Given records:

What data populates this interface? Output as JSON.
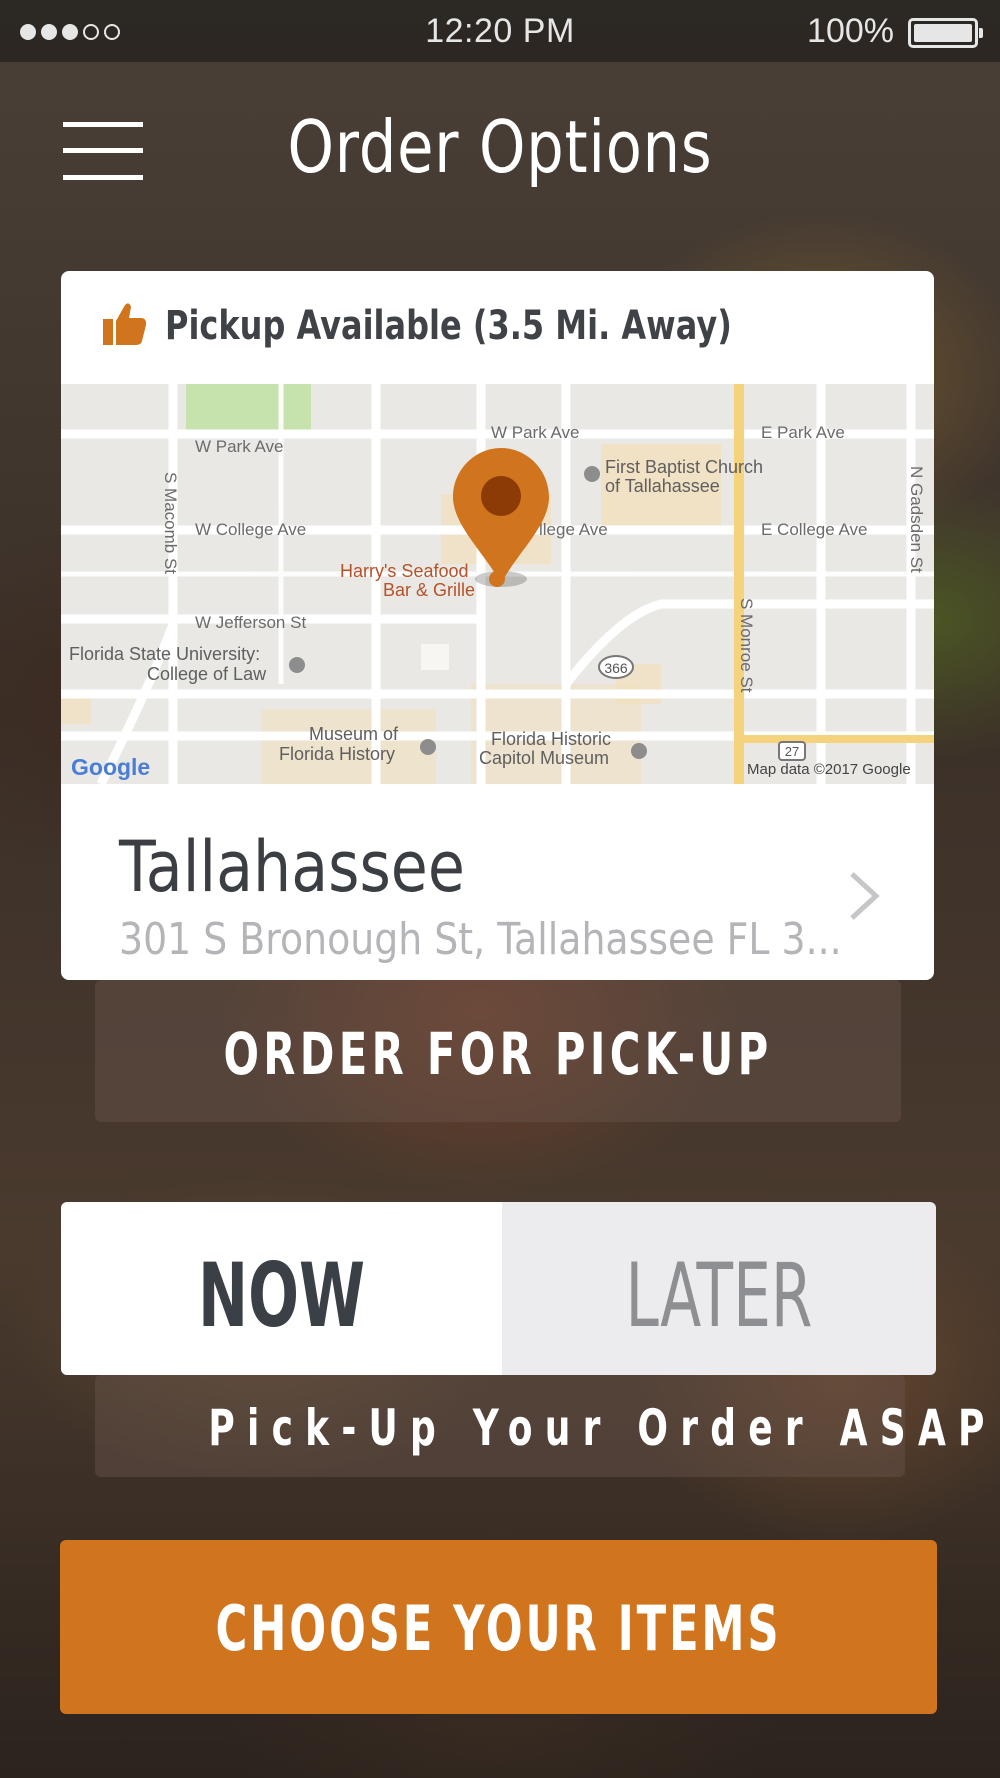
{
  "status_bar": {
    "time": "12:20 PM",
    "battery": "100%",
    "signal_icon": "signal-dots-icon",
    "battery_icon": "battery-icon"
  },
  "header": {
    "title": "Order Options",
    "menu_icon": "hamburger-menu-icon"
  },
  "pickup_card": {
    "availability": "Pickup Available (3.5 Mi. Away)",
    "availability_icon": "thumbs-up-icon",
    "map": {
      "streets": {
        "w_park_ave": "W Park Ave",
        "w_park_ave_2": "W Park Ave",
        "e_park_ave": "E Park Ave",
        "w_college_ave": "W College Ave",
        "college_ave_partial": "llege Ave",
        "e_college_ave": "E College Ave",
        "w_jefferson_st": "W Jefferson St",
        "s_macomb_st": "S Macomb St",
        "s_monroe_st": "S Monroe St",
        "n_gadsden_st": "N Gadsden St"
      },
      "places": {
        "first_baptist_1": "First Baptist Church",
        "first_baptist_2": "of Tallahassee",
        "harrys_1": "Harry's Seafood",
        "harrys_2": "Bar & Grille",
        "fsu_1": "Florida State University:",
        "fsu_2": "College of Law",
        "museum_1": "Museum of",
        "museum_2": "Florida History",
        "capitol_1": "Florida Historic",
        "capitol_2": "Capitol Museum"
      },
      "route_shield_366": "366",
      "route_shield_27": "27",
      "attribution": "Map data ©2017 Google",
      "google_logo": "Google",
      "pin_icon": "location-pin-icon"
    },
    "location_name": "Tallahassee",
    "location_address": "301 S Bronough St, Tallahassee FL 3...",
    "chevron_icon": "chevron-right-icon"
  },
  "order_type_label": "ORDER FOR PICK-UP",
  "timing": {
    "now_label": "NOW",
    "later_label": "LATER",
    "selected": "NOW"
  },
  "timing_caption": "Pick-Up Your Order ASAP",
  "cta_label": "CHOOSE YOUR ITEMS",
  "colors": {
    "accent": "#d0741e",
    "card": "#ffffff",
    "text_dark": "#3b3f44",
    "text_muted": "#b3b5b8"
  }
}
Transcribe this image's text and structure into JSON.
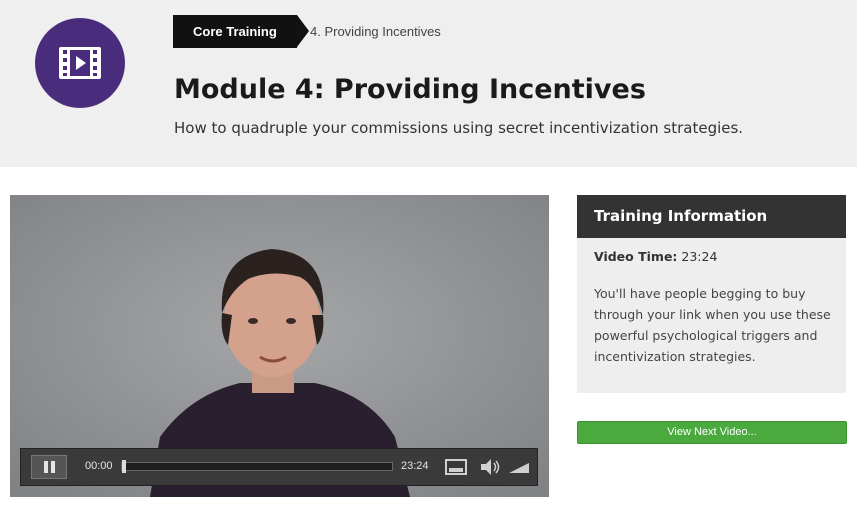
{
  "header": {
    "icon": "video-icon",
    "breadcrumb": {
      "section": "Core Training",
      "current": "4. Providing Incentives"
    },
    "title": "Module 4: Providing Incentives",
    "subtitle": "How to quadruple your commissions using secret incentivization strategies."
  },
  "player": {
    "current_time": "00:00",
    "total_time": "23:24",
    "progress": 0,
    "icons": [
      "pause-icon",
      "fullscreen-icon",
      "volume-icon",
      "volume-level-icon"
    ]
  },
  "sidebar": {
    "heading": "Training Information",
    "video_time_label": "Video Time:",
    "video_time_value": "23:24",
    "description": "You'll have people begging to buy through your link when you use these powerful psychological triggers and incentivization strategies."
  },
  "next_button": {
    "label": "View Next Video..."
  },
  "colors": {
    "icon_circle": "#4a2c7d",
    "header_bg": "#efefef",
    "badge_bg": "#111111",
    "panel_header_bg": "#333333",
    "panel_bg": "#eeeeee",
    "button_green": "#4aaa3e"
  }
}
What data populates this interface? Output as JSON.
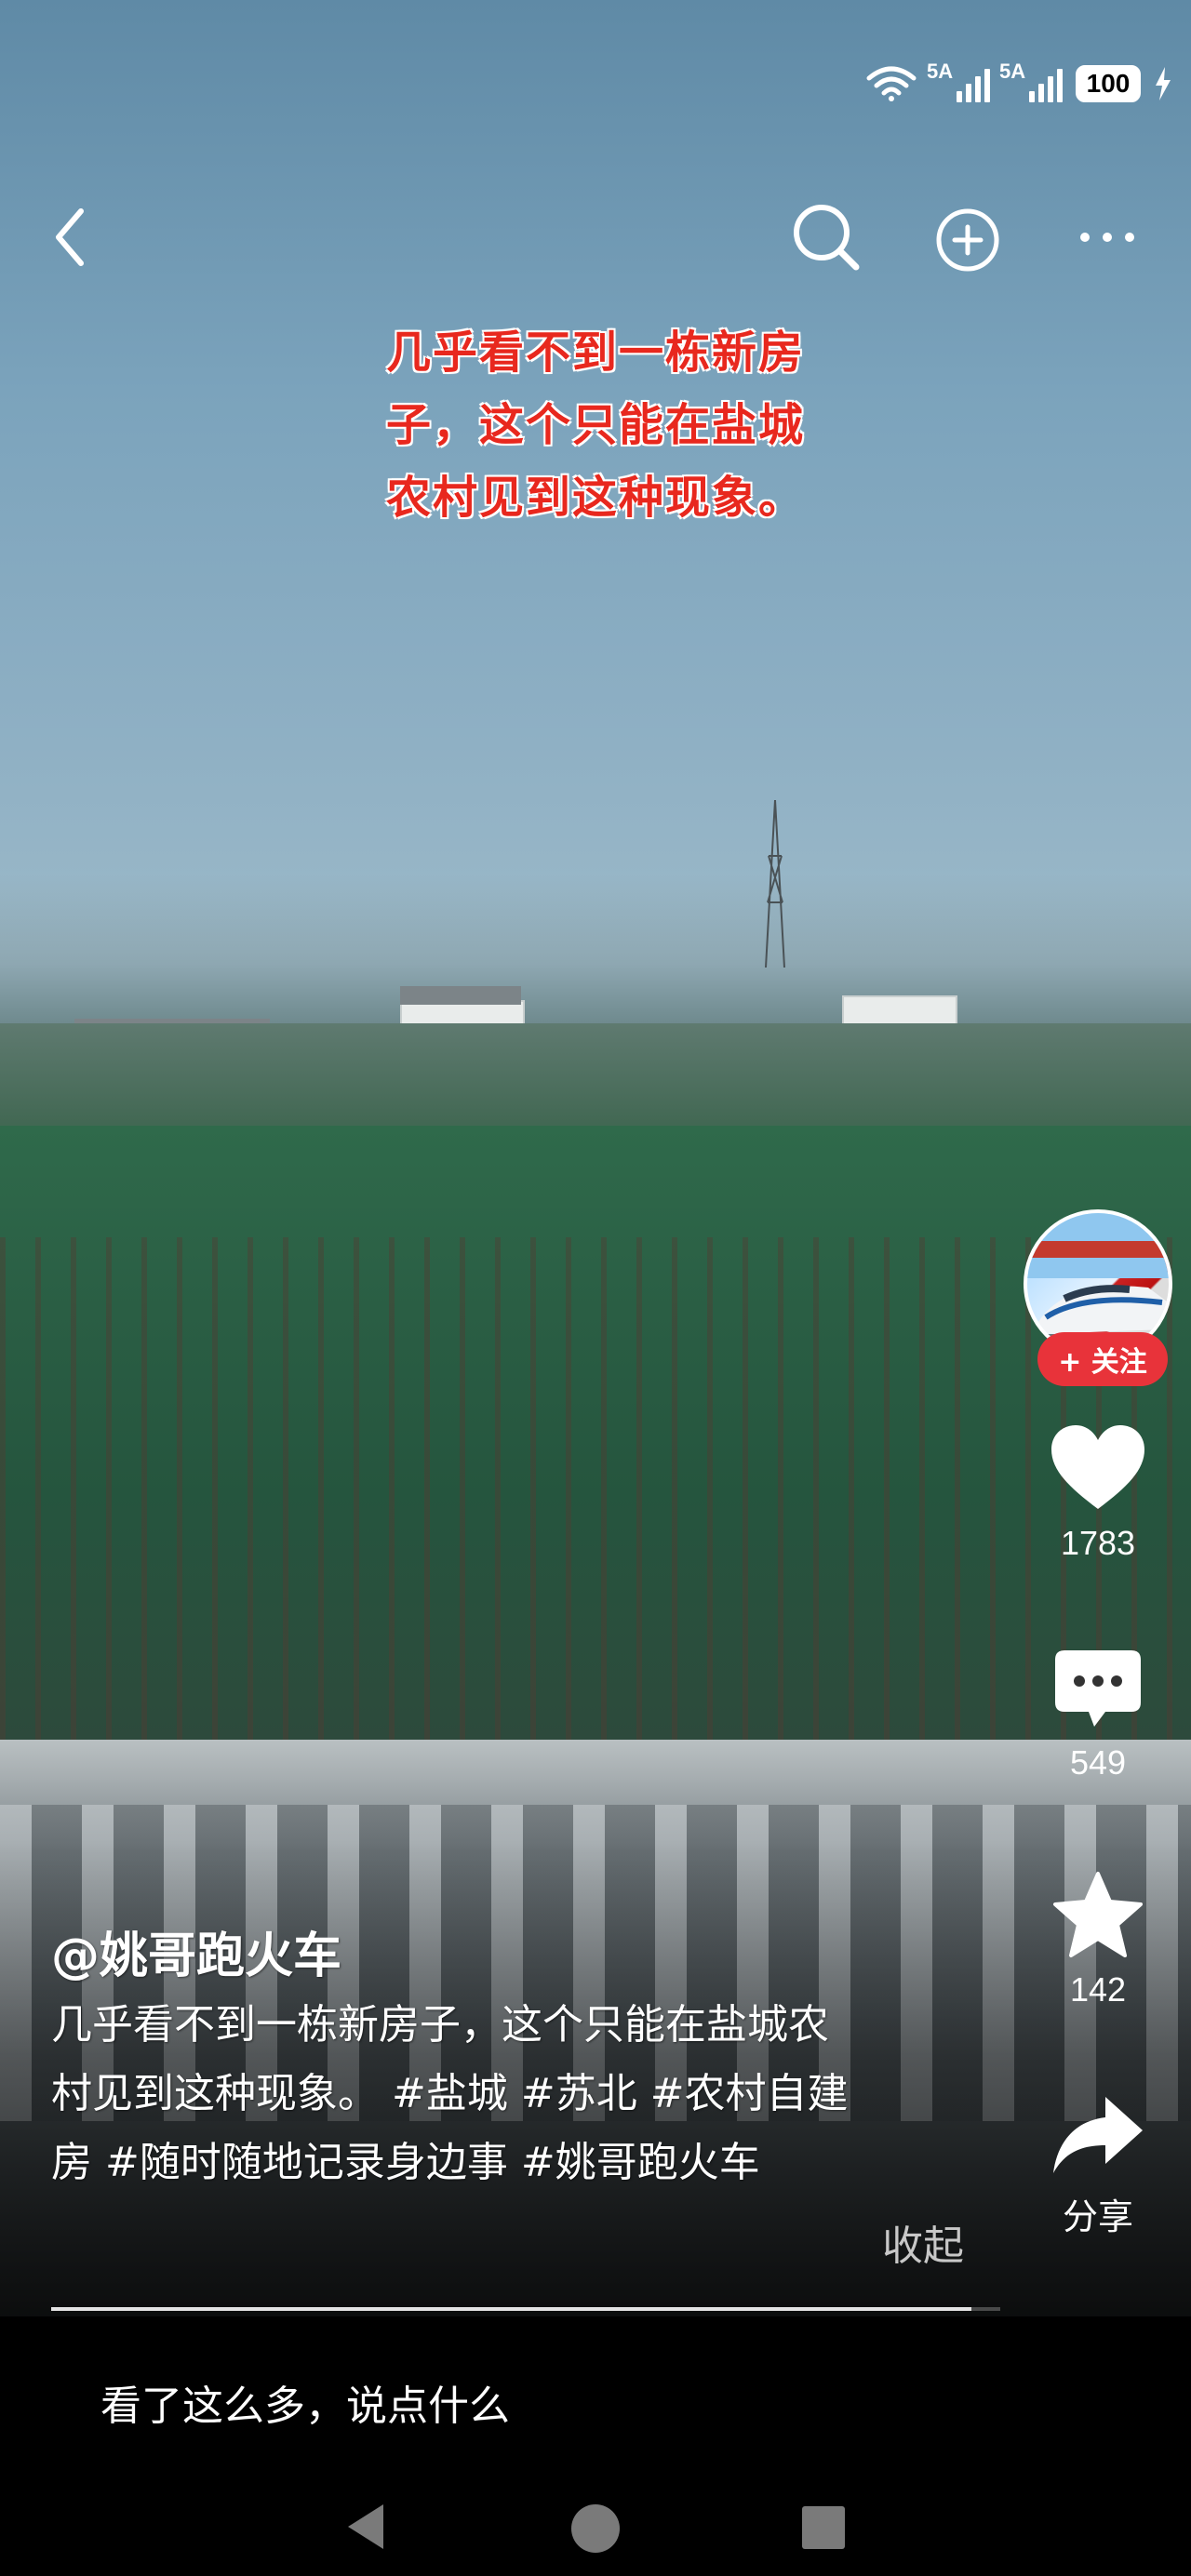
{
  "status_bar": {
    "sim1_label": "5A",
    "sim2_label": "5A",
    "battery": "100"
  },
  "top_nav": {
    "back_icon": "chevron-left-icon",
    "search_icon": "search-icon",
    "add_icon": "plus-circle-icon",
    "more_icon": "more-horizontal-icon"
  },
  "overlay_caption": {
    "line1": "几乎看不到一栋新房",
    "line2": "子，这个只能在盐城",
    "line3": "农村见到这种现象。"
  },
  "right_rail": {
    "follow_label": "+ 关注",
    "like_count": "1783",
    "comment_count": "549",
    "favorite_count": "142",
    "share_label": "分享"
  },
  "post": {
    "author": "@姚哥跑火车",
    "description_line1": "几乎看不到一栋新房子，这个只能在盐城农",
    "description_line2": "村见到这种现象。 #盐城 #苏北 #农村自建",
    "description_line3": "房 #随时随地记录身边事 #姚哥跑火车",
    "collapse_label": "收起",
    "progress": 0.97
  },
  "comment_bar": {
    "placeholder": "看了这么多，说点什么"
  },
  "colors": {
    "caption_red": "#e8281e",
    "follow_red": "#e8333a"
  }
}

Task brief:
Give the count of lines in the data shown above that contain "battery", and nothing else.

Answer to this problem:
3